From the records below, copy the lines that include "słownik".
___ Entries supplied ___
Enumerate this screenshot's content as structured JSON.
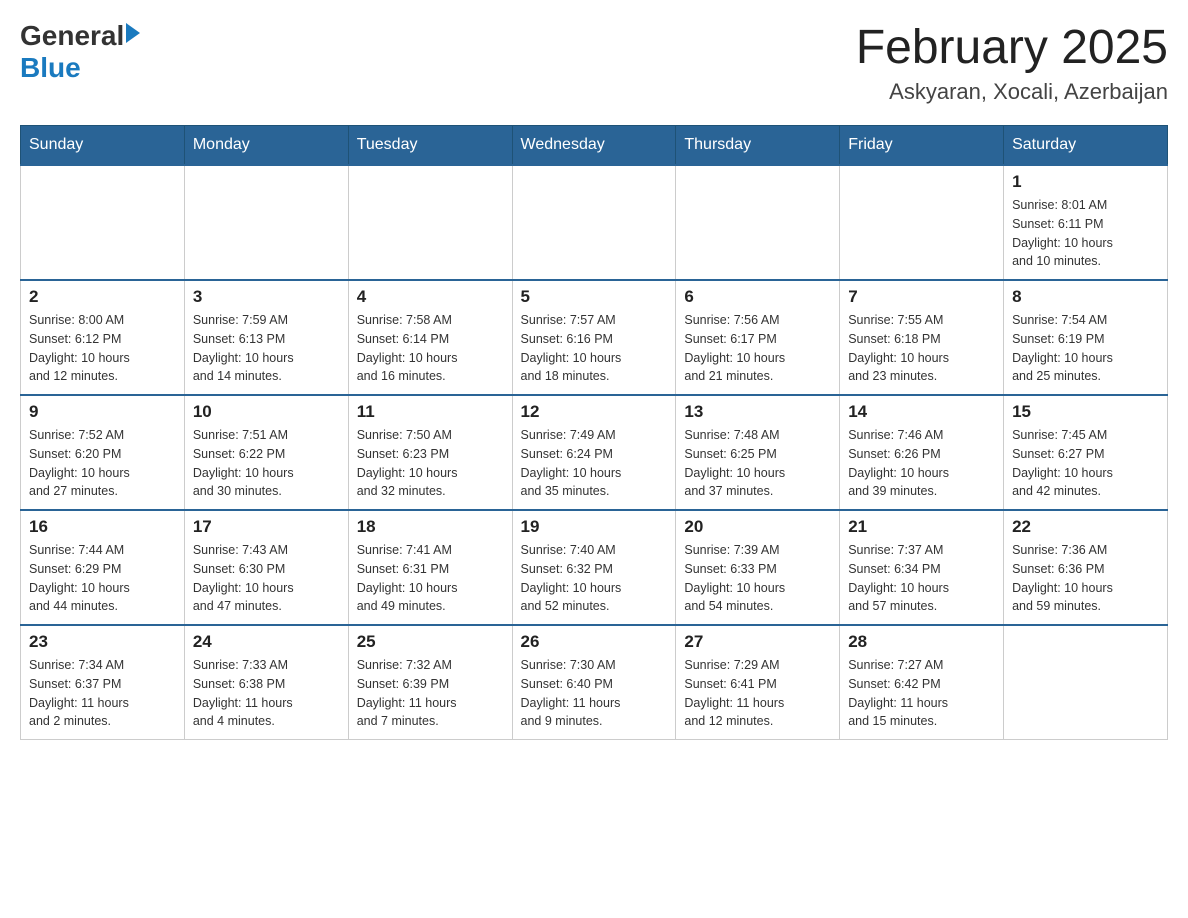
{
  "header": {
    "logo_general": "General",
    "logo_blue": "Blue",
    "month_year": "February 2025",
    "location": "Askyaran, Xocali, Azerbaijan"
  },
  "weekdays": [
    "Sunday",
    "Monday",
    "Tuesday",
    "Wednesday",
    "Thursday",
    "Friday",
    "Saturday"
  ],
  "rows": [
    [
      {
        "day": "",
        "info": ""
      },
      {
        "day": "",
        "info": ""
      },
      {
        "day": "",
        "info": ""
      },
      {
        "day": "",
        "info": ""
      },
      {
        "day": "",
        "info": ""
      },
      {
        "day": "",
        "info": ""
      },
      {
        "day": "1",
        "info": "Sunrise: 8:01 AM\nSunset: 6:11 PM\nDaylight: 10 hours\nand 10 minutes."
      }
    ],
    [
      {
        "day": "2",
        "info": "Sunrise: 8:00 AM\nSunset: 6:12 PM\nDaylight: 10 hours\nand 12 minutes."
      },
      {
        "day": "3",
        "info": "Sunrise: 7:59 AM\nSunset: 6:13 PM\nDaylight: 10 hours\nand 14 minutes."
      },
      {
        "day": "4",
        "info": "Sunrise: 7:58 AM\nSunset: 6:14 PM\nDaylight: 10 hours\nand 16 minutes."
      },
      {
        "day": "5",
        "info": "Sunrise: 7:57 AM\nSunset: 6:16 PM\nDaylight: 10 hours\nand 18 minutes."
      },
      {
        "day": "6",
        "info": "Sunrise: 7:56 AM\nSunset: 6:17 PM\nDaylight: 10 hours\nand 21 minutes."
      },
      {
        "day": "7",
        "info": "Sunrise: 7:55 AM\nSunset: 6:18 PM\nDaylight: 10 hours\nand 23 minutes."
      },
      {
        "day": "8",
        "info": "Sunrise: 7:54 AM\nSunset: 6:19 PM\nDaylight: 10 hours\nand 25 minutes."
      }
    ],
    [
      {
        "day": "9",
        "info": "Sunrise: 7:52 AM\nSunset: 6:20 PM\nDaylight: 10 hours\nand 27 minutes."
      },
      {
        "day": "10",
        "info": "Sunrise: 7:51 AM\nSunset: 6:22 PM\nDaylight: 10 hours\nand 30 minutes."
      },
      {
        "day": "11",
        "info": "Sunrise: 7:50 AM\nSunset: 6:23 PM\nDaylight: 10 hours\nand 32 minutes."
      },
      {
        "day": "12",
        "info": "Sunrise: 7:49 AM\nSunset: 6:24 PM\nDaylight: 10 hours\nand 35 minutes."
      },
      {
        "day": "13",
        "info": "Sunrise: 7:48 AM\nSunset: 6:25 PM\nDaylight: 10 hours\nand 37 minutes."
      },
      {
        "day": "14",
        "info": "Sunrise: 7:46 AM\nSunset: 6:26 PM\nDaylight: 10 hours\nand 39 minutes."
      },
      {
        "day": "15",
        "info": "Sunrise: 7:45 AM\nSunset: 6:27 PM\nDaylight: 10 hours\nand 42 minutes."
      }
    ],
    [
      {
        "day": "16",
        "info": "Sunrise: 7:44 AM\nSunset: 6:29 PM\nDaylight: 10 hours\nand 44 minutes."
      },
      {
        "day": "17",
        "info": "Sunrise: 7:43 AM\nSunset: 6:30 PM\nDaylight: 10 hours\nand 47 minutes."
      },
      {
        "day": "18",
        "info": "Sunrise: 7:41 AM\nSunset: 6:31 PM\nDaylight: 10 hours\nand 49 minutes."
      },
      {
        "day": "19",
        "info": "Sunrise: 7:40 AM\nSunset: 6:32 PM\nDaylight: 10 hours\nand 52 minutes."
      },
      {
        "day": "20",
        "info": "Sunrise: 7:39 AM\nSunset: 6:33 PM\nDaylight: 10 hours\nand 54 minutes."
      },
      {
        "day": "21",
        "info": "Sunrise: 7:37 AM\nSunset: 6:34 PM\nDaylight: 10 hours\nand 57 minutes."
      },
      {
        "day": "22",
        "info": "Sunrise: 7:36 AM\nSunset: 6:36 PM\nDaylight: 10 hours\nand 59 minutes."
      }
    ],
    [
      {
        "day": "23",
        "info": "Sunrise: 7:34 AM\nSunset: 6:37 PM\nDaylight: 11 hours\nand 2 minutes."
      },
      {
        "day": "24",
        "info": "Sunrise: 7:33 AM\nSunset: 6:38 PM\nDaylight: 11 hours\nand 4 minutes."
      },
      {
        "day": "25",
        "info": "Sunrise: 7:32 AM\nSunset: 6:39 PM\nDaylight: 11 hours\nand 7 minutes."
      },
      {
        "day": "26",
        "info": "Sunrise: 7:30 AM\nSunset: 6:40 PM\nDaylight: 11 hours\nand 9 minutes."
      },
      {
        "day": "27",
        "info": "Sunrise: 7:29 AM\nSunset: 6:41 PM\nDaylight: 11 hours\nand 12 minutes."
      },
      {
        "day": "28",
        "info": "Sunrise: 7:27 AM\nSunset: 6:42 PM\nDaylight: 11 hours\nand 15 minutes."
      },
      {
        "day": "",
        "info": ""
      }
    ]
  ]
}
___
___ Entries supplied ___
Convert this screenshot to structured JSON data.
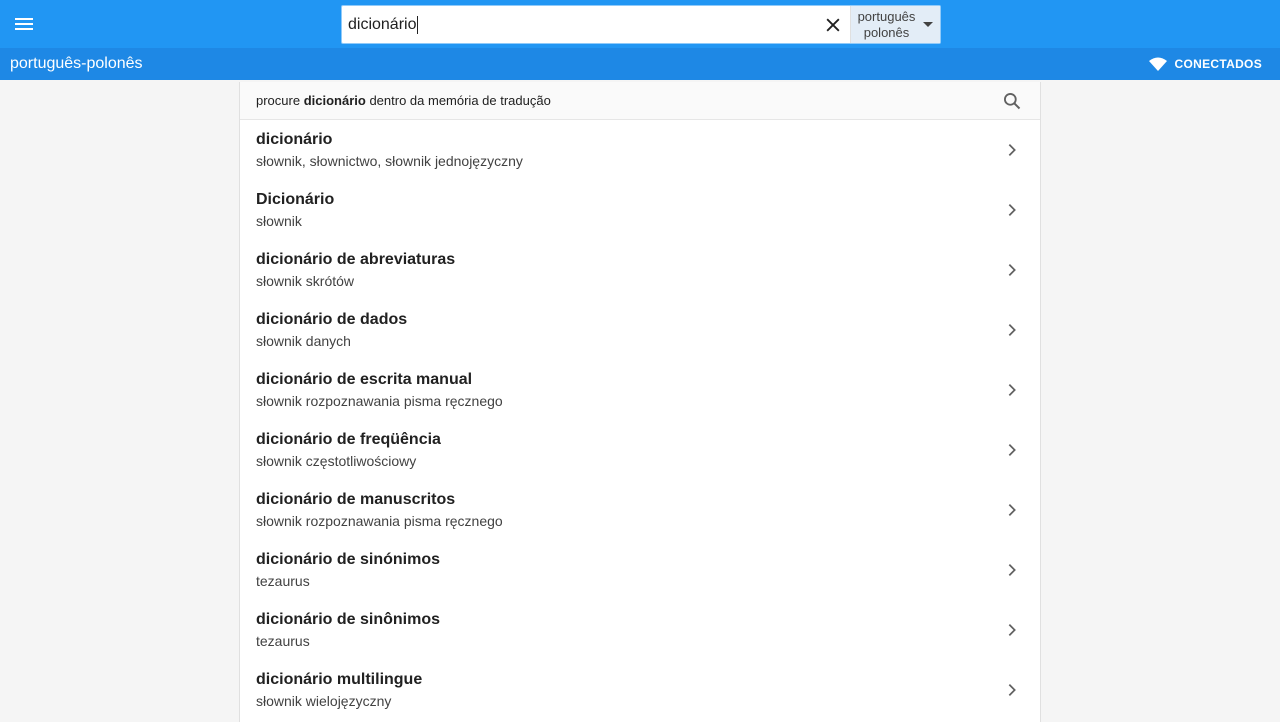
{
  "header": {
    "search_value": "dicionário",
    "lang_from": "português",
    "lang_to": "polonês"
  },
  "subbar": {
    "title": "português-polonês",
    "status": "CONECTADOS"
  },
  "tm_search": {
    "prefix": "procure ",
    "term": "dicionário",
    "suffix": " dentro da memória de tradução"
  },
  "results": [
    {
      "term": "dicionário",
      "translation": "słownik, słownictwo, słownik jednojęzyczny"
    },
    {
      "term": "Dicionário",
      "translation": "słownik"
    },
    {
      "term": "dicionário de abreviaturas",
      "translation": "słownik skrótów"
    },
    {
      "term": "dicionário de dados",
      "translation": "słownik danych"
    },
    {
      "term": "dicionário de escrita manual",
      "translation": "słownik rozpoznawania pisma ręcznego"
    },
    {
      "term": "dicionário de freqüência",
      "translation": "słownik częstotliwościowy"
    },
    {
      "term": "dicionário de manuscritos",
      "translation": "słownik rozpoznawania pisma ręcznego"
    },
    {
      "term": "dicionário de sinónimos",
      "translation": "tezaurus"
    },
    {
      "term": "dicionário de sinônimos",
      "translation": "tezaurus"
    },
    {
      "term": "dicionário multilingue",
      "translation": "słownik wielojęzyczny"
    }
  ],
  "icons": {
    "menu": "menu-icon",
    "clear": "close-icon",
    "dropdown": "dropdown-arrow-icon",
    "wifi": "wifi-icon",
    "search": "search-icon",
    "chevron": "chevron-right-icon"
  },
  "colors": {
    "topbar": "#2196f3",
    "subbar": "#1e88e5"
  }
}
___
◆ Written response ◆
      "translation": "słownik, słownictwo, słownik jednojęzyczny"
      "translation": "słownik"
      "translation": "słownik skrótów"
      "translation": "słownik danych"
      "translation": "słownik rozpoznawania pisma ręcznego"
      "translation": "słownik częstotliwościowy"
      "translation": "słownik rozpoznawania pisma ręcznego"
      "translation": "słownik wielojęzyczny"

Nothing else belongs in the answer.